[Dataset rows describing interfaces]
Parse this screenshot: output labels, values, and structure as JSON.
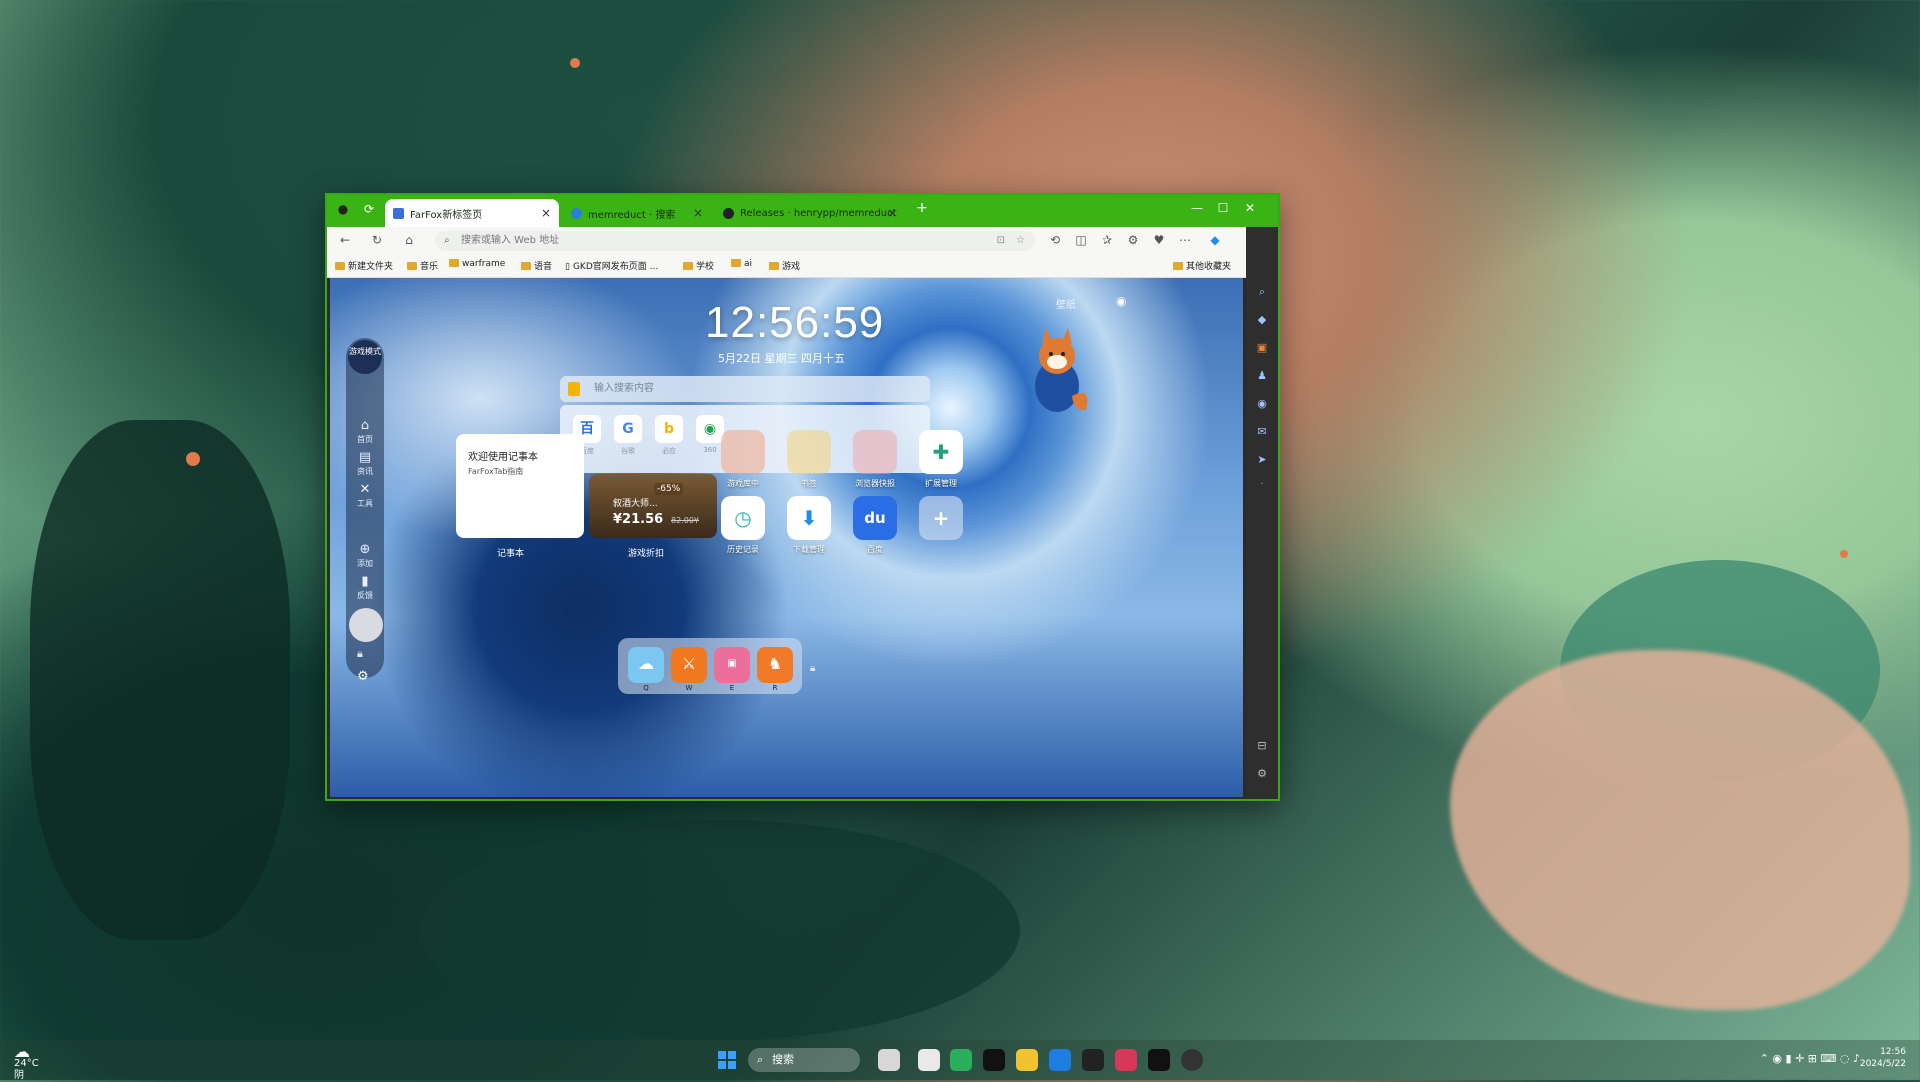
{
  "browser": {
    "tabs": [
      {
        "label": "FarFox新标签页",
        "close": "×"
      },
      {
        "label": "memreduct · 搜索",
        "close": "×"
      },
      {
        "label": "Releases · henrypp/memreduct",
        "close": "×"
      }
    ],
    "new_tab": "+",
    "window_controls": {
      "minimize": "—",
      "maximize": "☐",
      "close": "✕"
    },
    "address_placeholder": "搜索或输入 Web 地址",
    "bookmarks": [
      "新建文件夹",
      "音乐",
      "warframe",
      "语音",
      "GKD官网发布页面 ...",
      "学校",
      "ai",
      "游戏"
    ],
    "other_bookmarks": "其他收藏夹"
  },
  "newtab": {
    "clock": "12:56:59",
    "date": "5月22日  星期三  四月十五",
    "top_right_label": "壁纸",
    "sidebar": {
      "game_mode": "游戏模式",
      "items": [
        "首页",
        "资讯",
        "工具",
        "添加",
        "反馈"
      ]
    },
    "search_placeholder": "输入搜索内容",
    "engines": [
      {
        "label": "百度",
        "glyph": "百",
        "color": "#2b6de5"
      },
      {
        "label": "谷歌",
        "glyph": "G",
        "color": "#4285f4"
      },
      {
        "label": "必应",
        "glyph": "b",
        "color": "#f5b400"
      },
      {
        "label": "360",
        "glyph": "◉",
        "color": "#1aa34a"
      }
    ],
    "note_widget": {
      "title": "欢迎使用记事本",
      "subtitle": "FarFoxTab指南",
      "label": "记事本"
    },
    "deal_widget": {
      "name": "叙酒大师...",
      "price": "¥21.56",
      "original": "82.00¥",
      "discount": "-65%",
      "label": "游戏折扣"
    },
    "apps": [
      {
        "label": "游戏库中",
        "glyph": "●",
        "color": "#f4a07a"
      },
      {
        "label": "书签",
        "glyph": "●",
        "color": "#f5d06b"
      },
      {
        "label": "浏览器快报",
        "glyph": "●",
        "color": "#f2a3a3"
      },
      {
        "label": "扩展管理",
        "glyph": "✚",
        "color": "#1fa37f"
      },
      {
        "label": "历史记录",
        "glyph": "◷",
        "color": "#22b5b0"
      },
      {
        "label": "下载管理",
        "glyph": "⬇",
        "color": "#1d8fe6"
      },
      {
        "label": "百度",
        "glyph": "du",
        "color": "#2b6de5"
      },
      {
        "label": "",
        "glyph": "+",
        "color": "#c5d6ee"
      }
    ],
    "dock": [
      {
        "key": "Q",
        "color": "#7cc6f2",
        "glyph": "☁"
      },
      {
        "key": "W",
        "color": "#f0781e",
        "glyph": "剑"
      },
      {
        "key": "E",
        "color": "#ec6f9a",
        "glyph": "bili"
      },
      {
        "key": "R",
        "color": "#f07a28",
        "glyph": "♞"
      }
    ]
  },
  "taskbar": {
    "weather_temp": "24°C",
    "weather_desc": "阴",
    "search_label": "搜索",
    "time": "12:56",
    "date": "2024/5/22"
  }
}
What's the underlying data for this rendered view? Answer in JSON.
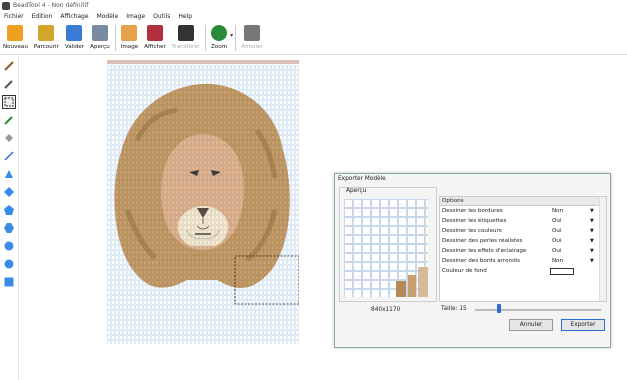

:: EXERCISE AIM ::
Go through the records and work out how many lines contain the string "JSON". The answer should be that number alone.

:: YOUR RESPONSE ::
2